If the dead talked, we would have some rousing tales, inconvenience regretted notwithstanding. Talking about the quest for truth and living the honest life with yourself as Bruce did:
“To me, ultimately, martial arts means honestly expressing yourself. Now, it is very difficult to do. It has always been very easy for me to put on a show and be cocky, and be flooded with a cocky feeling and feel pretty cool and all that. I can make all kinds of phony things. Blinded by it. Or I can show some really fancy movement. But to experience oneself honestly, not lying to oneself, and to express myself honestly, now that, my friend, is very hard to do.” And then he kicked ass again with the surety of who he was: “To hell with circumstances; I create opportunities.”
"I Am Bruce Lee"- The Ultimate Docu on Bruce Lee

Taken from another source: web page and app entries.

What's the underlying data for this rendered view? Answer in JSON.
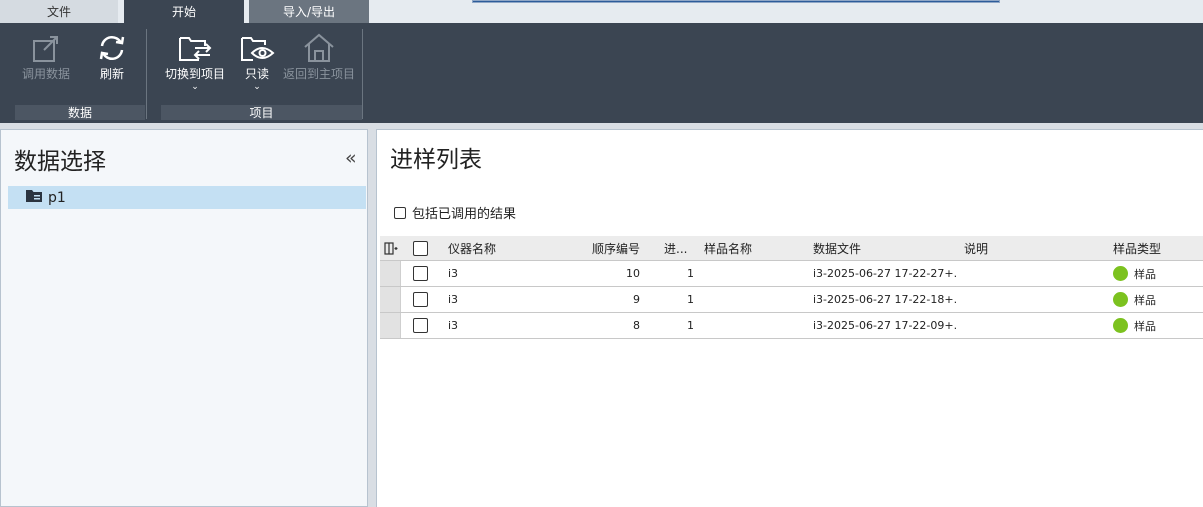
{
  "tabs": {
    "file": "文件",
    "start": "开始",
    "import_export": "导入/导出"
  },
  "ribbon": {
    "load_data": "调用数据",
    "refresh": "刷新",
    "switch_project": "切换到项目",
    "read_only": "只读",
    "return_main": "返回到主项目",
    "group_data": "数据",
    "group_project": "项目"
  },
  "left": {
    "title": "数据选择",
    "collapse_glyph": "«",
    "tree": [
      {
        "label": "p1"
      }
    ]
  },
  "right": {
    "title": "进样列表",
    "include_label": "包括已调用的结果",
    "columns": {
      "instrument": "仪器名称",
      "seq": "顺序编号",
      "inj": "进...",
      "sample_name": "样品名称",
      "data_file": "数据文件",
      "desc": "说明",
      "sample_type": "样品类型"
    },
    "rows": [
      {
        "instrument": "i3",
        "seq": "10",
        "inj": "1",
        "sample_name": "",
        "data_file": "i3-2025-06-27 17-22-27+...",
        "desc": "",
        "sample_type": "样品"
      },
      {
        "instrument": "i3",
        "seq": "9",
        "inj": "1",
        "sample_name": "",
        "data_file": "i3-2025-06-27 17-22-18+...",
        "desc": "",
        "sample_type": "样品"
      },
      {
        "instrument": "i3",
        "seq": "8",
        "inj": "1",
        "sample_name": "",
        "data_file": "i3-2025-06-27 17-22-09+...",
        "desc": "",
        "sample_type": "样品"
      }
    ]
  },
  "colors": {
    "ribbon_bg": "#3b4552",
    "sample_dot": "#7cc21f",
    "tree_selected": "#c4e0f3"
  }
}
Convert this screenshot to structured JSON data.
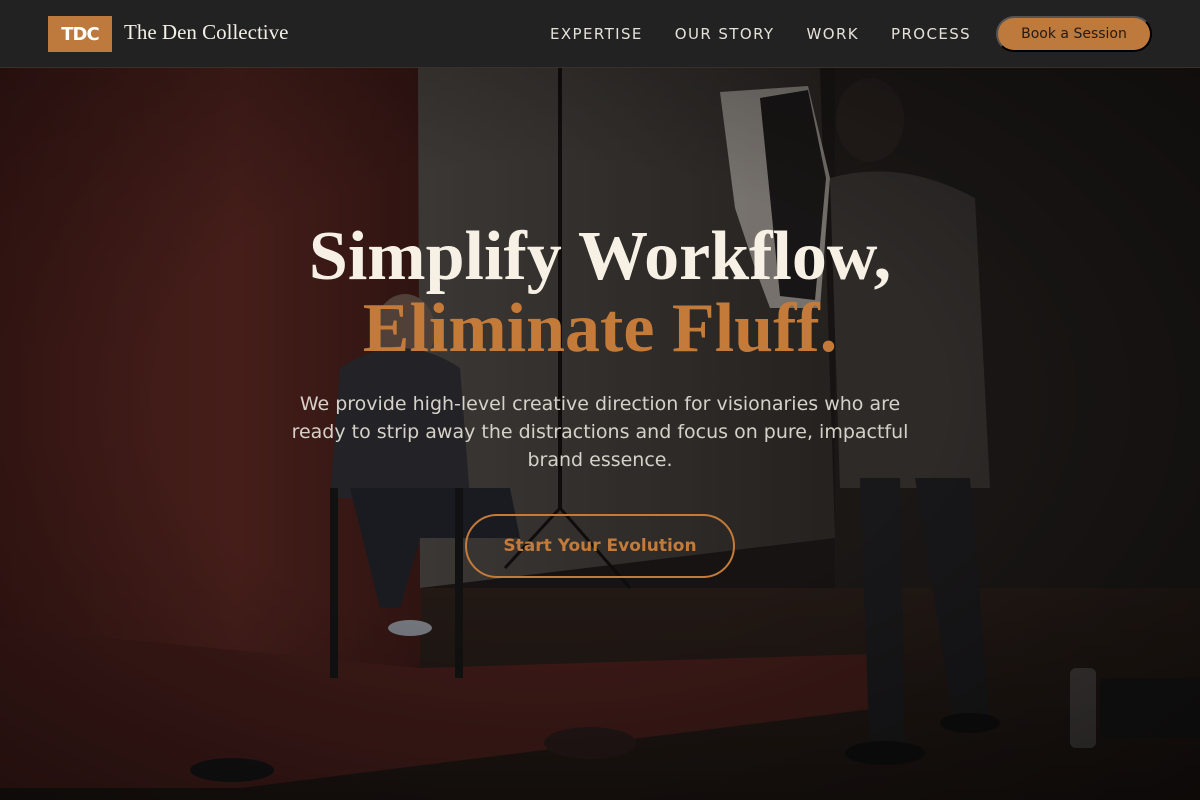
{
  "brand": {
    "logo_text": "TDC",
    "name": "The Den Collective"
  },
  "nav": {
    "links": [
      "EXPERTISE",
      "OUR STORY",
      "WORK",
      "PROCESS"
    ],
    "cta_label": "Book a Session"
  },
  "hero": {
    "headline_line1": "Simplify Workflow,",
    "headline_line2": "Eliminate Fluff.",
    "lead": "We provide high-level creative direction for visionaries who are ready to strip away the distractions and focus on pure, impactful brand essence.",
    "cta_label": "Start Your Evolution"
  },
  "colors": {
    "accent": "#bd7a3c",
    "nav_bg": "#222222",
    "headline": "#f6f1e4",
    "headline_accent": "#c47b3a"
  }
}
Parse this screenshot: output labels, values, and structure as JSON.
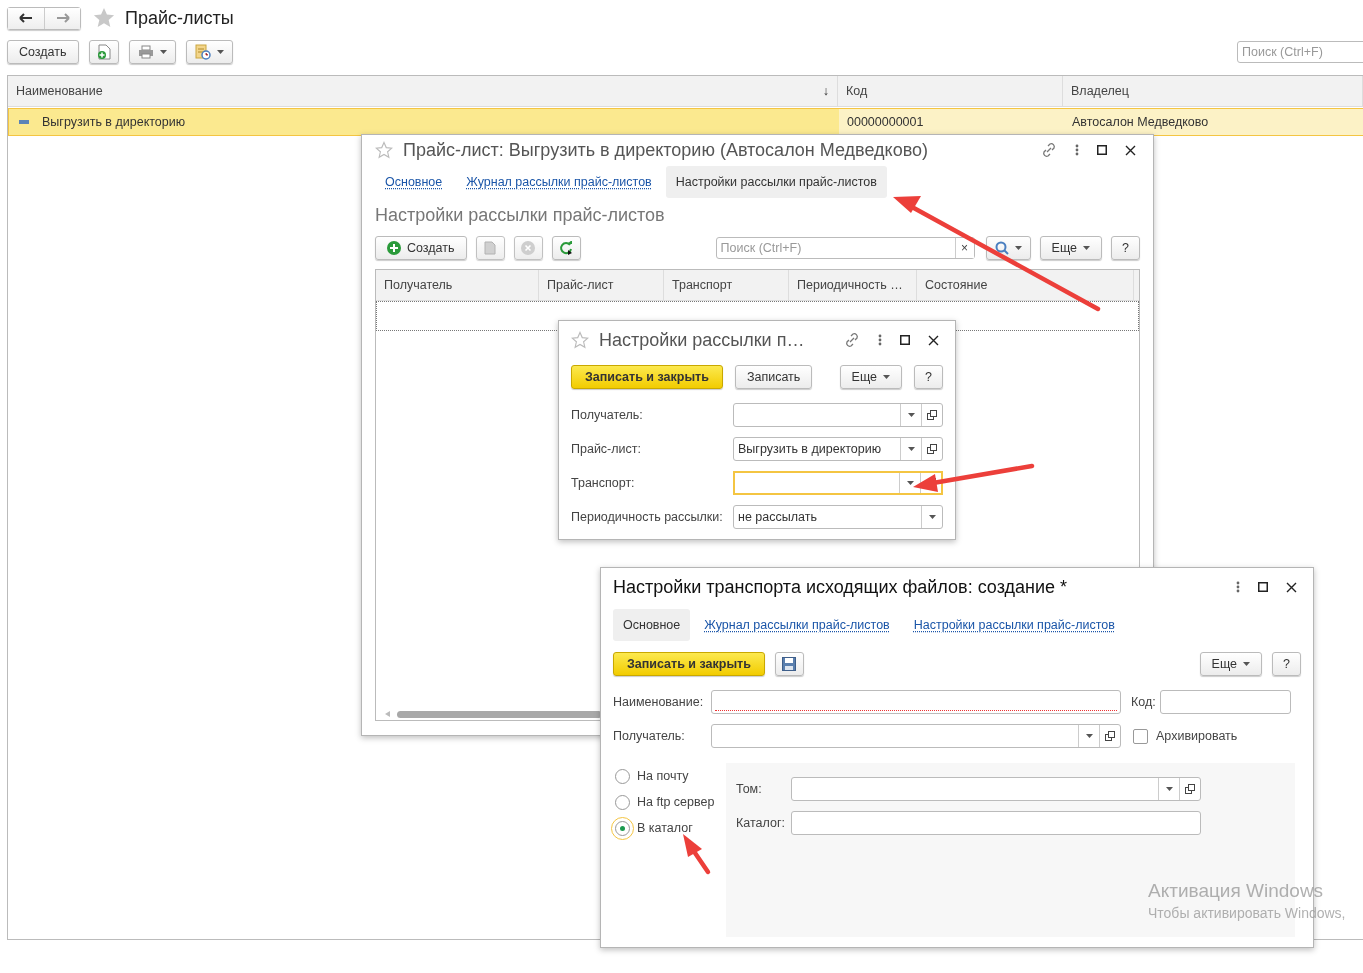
{
  "page": {
    "title": "Прайс-листы",
    "create_button": "Создать",
    "search": {
      "placeholder": "Поиск (Ctrl+F)"
    }
  },
  "table": {
    "columns": [
      {
        "label": "Наименование",
        "sort": "↓"
      },
      {
        "label": "Код"
      },
      {
        "label": "Владелец"
      }
    ],
    "rows": [
      {
        "cells": [
          "Выгрузить в директорию",
          "00000000001",
          "Автосалон Медведково"
        ],
        "selected": true
      }
    ]
  },
  "price_list_window": {
    "title": "Прайс-лист: Выгрузить в директорию (Автосалон Медведково)",
    "tabs": [
      {
        "label": "Основное",
        "selected": false
      },
      {
        "label": "Журнал рассылки прайс-листов",
        "selected": false
      },
      {
        "label": "Настройки рассылки прайс-листов",
        "selected": true
      }
    ],
    "section_title": "Настройки рассылки прайс-листов",
    "toolbar": {
      "create": "Создать",
      "search_placeholder": "Поиск (Ctrl+F)",
      "clear": "×",
      "more": "Еще",
      "help": "?"
    },
    "columns": [
      "Получатель",
      "Прайс-лист",
      "Транспорт",
      "Периодичность …",
      "Состояние"
    ]
  },
  "settings_window": {
    "title": "Настройки рассылки п…",
    "buttons": {
      "save_close": "Записать и закрыть",
      "save": "Записать",
      "more": "Еще",
      "help": "?"
    },
    "fields": [
      {
        "label": "Получатель:",
        "kind": "select_open",
        "focused": false
      },
      {
        "label": "Прайс-лист:",
        "value": "Выгрузить в директорию",
        "kind": "select_open",
        "focused": false
      },
      {
        "label": "Транспорт:",
        "kind": "select_open",
        "focused": true
      },
      {
        "label": "Периодичность рассылки:",
        "value": "не рассылать",
        "kind": "select",
        "focused": false
      }
    ]
  },
  "transport_window": {
    "title": "Настройки транспорта исходящих файлов: создание *",
    "tabs": [
      {
        "label": "Основное",
        "selected": true
      },
      {
        "label": "Журнал рассылки прайс-листов",
        "selected": false
      },
      {
        "label": "Настройки рассылки прайс-листов",
        "selected": false
      }
    ],
    "buttons": {
      "save_close": "Записать и закрыть",
      "more": "Еще",
      "help": "?"
    },
    "name_field": {
      "label": "Наименование:",
      "required": true
    },
    "code_field": {
      "label": "Код:"
    },
    "recipient_field": {
      "label": "Получатель:"
    },
    "archive": {
      "label": "Архивировать",
      "checked": false
    },
    "methods": [
      {
        "label": "На почту",
        "selected": false
      },
      {
        "label": "На ftp сервер",
        "selected": false
      },
      {
        "label": "В каталог",
        "selected": true
      }
    ],
    "volume_field": {
      "label": "Том:"
    },
    "folder_field": {
      "label": "Каталог:"
    }
  },
  "os_notice": {
    "title": "Активация Windows",
    "text": "Чтобы активировать Windows,"
  }
}
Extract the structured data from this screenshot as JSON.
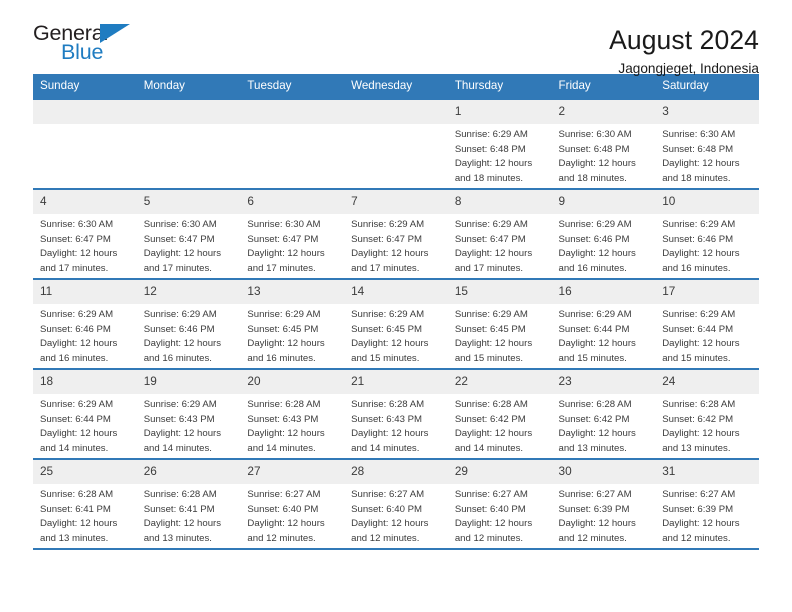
{
  "brand": {
    "name_top": "General",
    "name_bottom": "Blue",
    "accent_color": "#1f7cc1",
    "triangle_icon": "triangle-icon"
  },
  "header": {
    "title": "August 2024",
    "subtitle": "Jagongjeget, Indonesia"
  },
  "calendar": {
    "header_bg": "#3179b7",
    "daynum_bg": "#efefef",
    "weekdays": [
      "Sunday",
      "Monday",
      "Tuesday",
      "Wednesday",
      "Thursday",
      "Friday",
      "Saturday"
    ],
    "weeks": [
      [
        {
          "day": "",
          "lines": []
        },
        {
          "day": "",
          "lines": []
        },
        {
          "day": "",
          "lines": []
        },
        {
          "day": "",
          "lines": []
        },
        {
          "day": "1",
          "lines": [
            "Sunrise: 6:29 AM",
            "Sunset: 6:48 PM",
            "Daylight: 12 hours",
            "and 18 minutes."
          ]
        },
        {
          "day": "2",
          "lines": [
            "Sunrise: 6:30 AM",
            "Sunset: 6:48 PM",
            "Daylight: 12 hours",
            "and 18 minutes."
          ]
        },
        {
          "day": "3",
          "lines": [
            "Sunrise: 6:30 AM",
            "Sunset: 6:48 PM",
            "Daylight: 12 hours",
            "and 18 minutes."
          ]
        }
      ],
      [
        {
          "day": "4",
          "lines": [
            "Sunrise: 6:30 AM",
            "Sunset: 6:47 PM",
            "Daylight: 12 hours",
            "and 17 minutes."
          ]
        },
        {
          "day": "5",
          "lines": [
            "Sunrise: 6:30 AM",
            "Sunset: 6:47 PM",
            "Daylight: 12 hours",
            "and 17 minutes."
          ]
        },
        {
          "day": "6",
          "lines": [
            "Sunrise: 6:30 AM",
            "Sunset: 6:47 PM",
            "Daylight: 12 hours",
            "and 17 minutes."
          ]
        },
        {
          "day": "7",
          "lines": [
            "Sunrise: 6:29 AM",
            "Sunset: 6:47 PM",
            "Daylight: 12 hours",
            "and 17 minutes."
          ]
        },
        {
          "day": "8",
          "lines": [
            "Sunrise: 6:29 AM",
            "Sunset: 6:47 PM",
            "Daylight: 12 hours",
            "and 17 minutes."
          ]
        },
        {
          "day": "9",
          "lines": [
            "Sunrise: 6:29 AM",
            "Sunset: 6:46 PM",
            "Daylight: 12 hours",
            "and 16 minutes."
          ]
        },
        {
          "day": "10",
          "lines": [
            "Sunrise: 6:29 AM",
            "Sunset: 6:46 PM",
            "Daylight: 12 hours",
            "and 16 minutes."
          ]
        }
      ],
      [
        {
          "day": "11",
          "lines": [
            "Sunrise: 6:29 AM",
            "Sunset: 6:46 PM",
            "Daylight: 12 hours",
            "and 16 minutes."
          ]
        },
        {
          "day": "12",
          "lines": [
            "Sunrise: 6:29 AM",
            "Sunset: 6:46 PM",
            "Daylight: 12 hours",
            "and 16 minutes."
          ]
        },
        {
          "day": "13",
          "lines": [
            "Sunrise: 6:29 AM",
            "Sunset: 6:45 PM",
            "Daylight: 12 hours",
            "and 16 minutes."
          ]
        },
        {
          "day": "14",
          "lines": [
            "Sunrise: 6:29 AM",
            "Sunset: 6:45 PM",
            "Daylight: 12 hours",
            "and 15 minutes."
          ]
        },
        {
          "day": "15",
          "lines": [
            "Sunrise: 6:29 AM",
            "Sunset: 6:45 PM",
            "Daylight: 12 hours",
            "and 15 minutes."
          ]
        },
        {
          "day": "16",
          "lines": [
            "Sunrise: 6:29 AM",
            "Sunset: 6:44 PM",
            "Daylight: 12 hours",
            "and 15 minutes."
          ]
        },
        {
          "day": "17",
          "lines": [
            "Sunrise: 6:29 AM",
            "Sunset: 6:44 PM",
            "Daylight: 12 hours",
            "and 15 minutes."
          ]
        }
      ],
      [
        {
          "day": "18",
          "lines": [
            "Sunrise: 6:29 AM",
            "Sunset: 6:44 PM",
            "Daylight: 12 hours",
            "and 14 minutes."
          ]
        },
        {
          "day": "19",
          "lines": [
            "Sunrise: 6:29 AM",
            "Sunset: 6:43 PM",
            "Daylight: 12 hours",
            "and 14 minutes."
          ]
        },
        {
          "day": "20",
          "lines": [
            "Sunrise: 6:28 AM",
            "Sunset: 6:43 PM",
            "Daylight: 12 hours",
            "and 14 minutes."
          ]
        },
        {
          "day": "21",
          "lines": [
            "Sunrise: 6:28 AM",
            "Sunset: 6:43 PM",
            "Daylight: 12 hours",
            "and 14 minutes."
          ]
        },
        {
          "day": "22",
          "lines": [
            "Sunrise: 6:28 AM",
            "Sunset: 6:42 PM",
            "Daylight: 12 hours",
            "and 14 minutes."
          ]
        },
        {
          "day": "23",
          "lines": [
            "Sunrise: 6:28 AM",
            "Sunset: 6:42 PM",
            "Daylight: 12 hours",
            "and 13 minutes."
          ]
        },
        {
          "day": "24",
          "lines": [
            "Sunrise: 6:28 AM",
            "Sunset: 6:42 PM",
            "Daylight: 12 hours",
            "and 13 minutes."
          ]
        }
      ],
      [
        {
          "day": "25",
          "lines": [
            "Sunrise: 6:28 AM",
            "Sunset: 6:41 PM",
            "Daylight: 12 hours",
            "and 13 minutes."
          ]
        },
        {
          "day": "26",
          "lines": [
            "Sunrise: 6:28 AM",
            "Sunset: 6:41 PM",
            "Daylight: 12 hours",
            "and 13 minutes."
          ]
        },
        {
          "day": "27",
          "lines": [
            "Sunrise: 6:27 AM",
            "Sunset: 6:40 PM",
            "Daylight: 12 hours",
            "and 12 minutes."
          ]
        },
        {
          "day": "28",
          "lines": [
            "Sunrise: 6:27 AM",
            "Sunset: 6:40 PM",
            "Daylight: 12 hours",
            "and 12 minutes."
          ]
        },
        {
          "day": "29",
          "lines": [
            "Sunrise: 6:27 AM",
            "Sunset: 6:40 PM",
            "Daylight: 12 hours",
            "and 12 minutes."
          ]
        },
        {
          "day": "30",
          "lines": [
            "Sunrise: 6:27 AM",
            "Sunset: 6:39 PM",
            "Daylight: 12 hours",
            "and 12 minutes."
          ]
        },
        {
          "day": "31",
          "lines": [
            "Sunrise: 6:27 AM",
            "Sunset: 6:39 PM",
            "Daylight: 12 hours",
            "and 12 minutes."
          ]
        }
      ]
    ]
  }
}
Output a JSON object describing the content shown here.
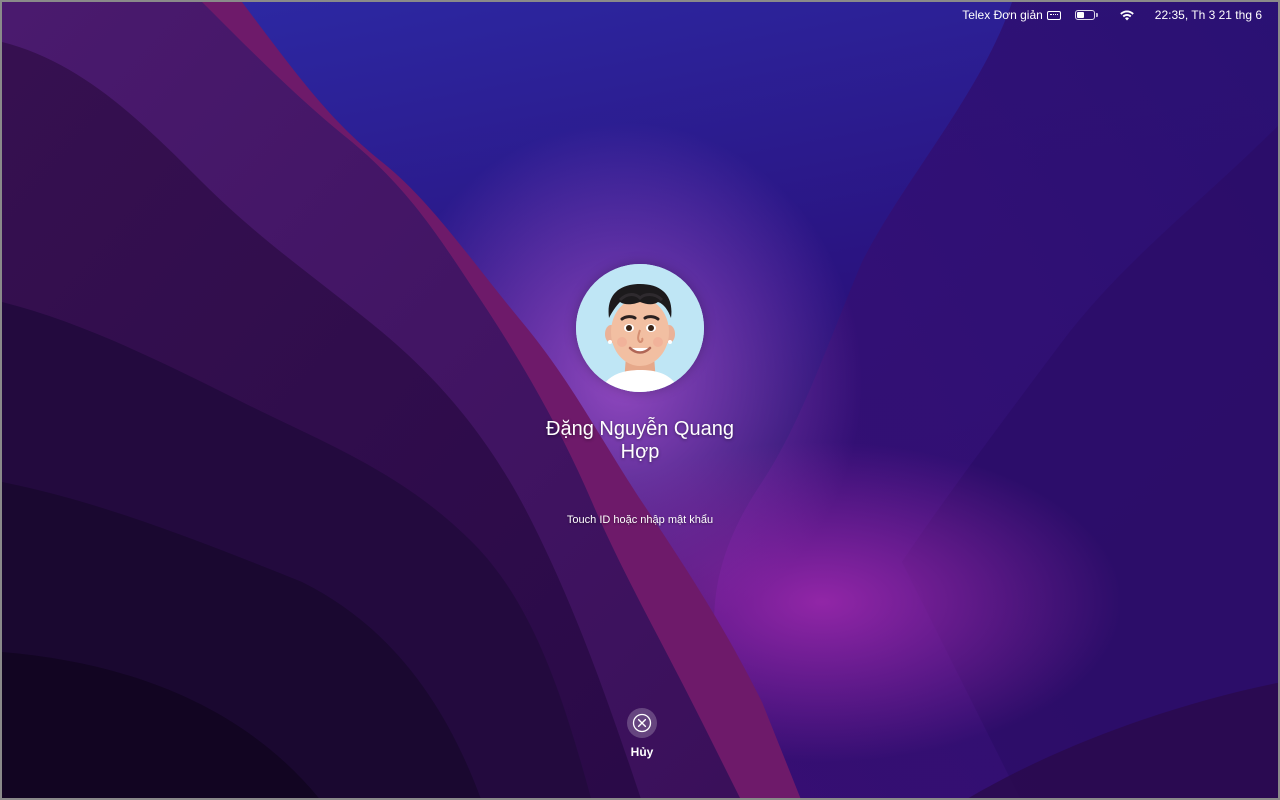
{
  "menubar": {
    "input_source": "Telex Đơn giản",
    "datetime": "22:35, Th 3 21 thg 6",
    "battery_level": 0.45,
    "icons": [
      "keyboard-icon",
      "battery-icon",
      "wifi-icon"
    ]
  },
  "login": {
    "user_name": "Đặng Nguyễn Quang Hợp",
    "hint": "Touch ID hoặc nhập mật khẩu",
    "avatar_icon": "memoji-avatar"
  },
  "cancel": {
    "label": "Hủy",
    "icon": "close-circle-icon"
  },
  "colors": {
    "wallpaper_top": "#2a1a8a",
    "wallpaper_magenta": "#8a1e9a",
    "wallpaper_dark": "#12082a",
    "avatar_bg": "#bfe6f5"
  }
}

Probably “the best Bruce Lee documentary ever made”, this autobiographical-documentary features rare and never-seen-before footage and photographs about the legendary actor-martial artist. ‘I am Bruce Lee’ features brand new interviews with those closest to him, particularly with Bruce’s wife and daughter. It has lots of never seen before archive footage including rare footage from “Enter the Dragon” and clips from his appearance in the TV series “Here Come the Brides”.
|In Hong Kong, teams visited the memorial statue of martial artist and film star Bruce Lee on the Avenue of Stars.|
The filmmakers have also managed to get their hands on previously unreleased (and believed to be lost) color footage of Bruce at Ed Parker’s Long Beach Karate Tournament.
Despite his tragic and sudden death on 20th July 1973 at the age of 32, Bruce Lee’s enormous influence on martial arts, entertainment and popular culture lives on to this day. Utilizing rare archive footage, photos, movie clips and brand new interviews with members of his close family, as well as with numerous stars from the worlds of sport, music and acting who have been inspired by Lee’s legacy, I Am Bruce Lee goes more deeply into the true story behind the legend than any ever before. The film also examines Bruce’s connections to the establishment of Mixed Martial Arts as we know them today; acknowledging that if Gene LeBell is considered the Godfather of MMA then Bruce is without doubt the modern-day Father of MMA.
The film also shows extensive footage of Bruce training in the back garden of his Bel Air home in Los Angeles and at Bruce Coburn’s house (including Chi Sao training in Wing Chun that have never been seen before) and the first official release of Bruce in Seattle practicing Chi Sao.
|Bruce Lee's headstone along with his son's, Brandon Lee, who died from a bullet firing accidentally during the filming of the movie The Crow.|
‘I am Bruce Lee’ is directed by the award-winning documentary filmmaker Pete McCormack whose previous films include Facing Ali and Uganda Rising. Among those being interviewed are Linda Lee Cadwell (Bruce Lee’s wife), Shannon Lee (Bruce’s daughter), JKD instructor and close friend of Bruce, Dan Inosanto (Game Of Death), world champion kickboxer Bob Wall (Way Of The Dragon; Enter The Dragon; Game Of Death), Richard Bustillo (a former JKD student of Bruce Lee), actors Mickey Rourke (The Expendables; Iron Man 2; The Wrestler) and Ed O’Neill (Modern Family), NBA All Star Kobe Bryant, Taboo from Black Eyed Peas, actress and MMA fighter Gina Carano (Haywire), legendary stuntman and former wrestling and judo world champion Gene LeBell and UFC World Champion Jon Jones. It’s a gem of a treat for the Bruce fan and a wonderful introduction for those who have probably never seen him beyond the image of an incredible fighter, for hidden behind the art is a man who epitomizes the very essence of the ‘warrior-philosopher’.
"I'm Gonna Make, Forgive The Language, The Motherfuckingest Action Motion Picture Ever Made" Bruce Lee
(Born: November 27, 1940, San Francisco
Died: July 20, 1973, Hong Kong
Height: 5' 7" (1.71 m)
Spouse: Linda Lee Cadwell (m. 1964–1973)
Martial arts: Jeet Kune Do, Wing Chun, Chinese martial arts)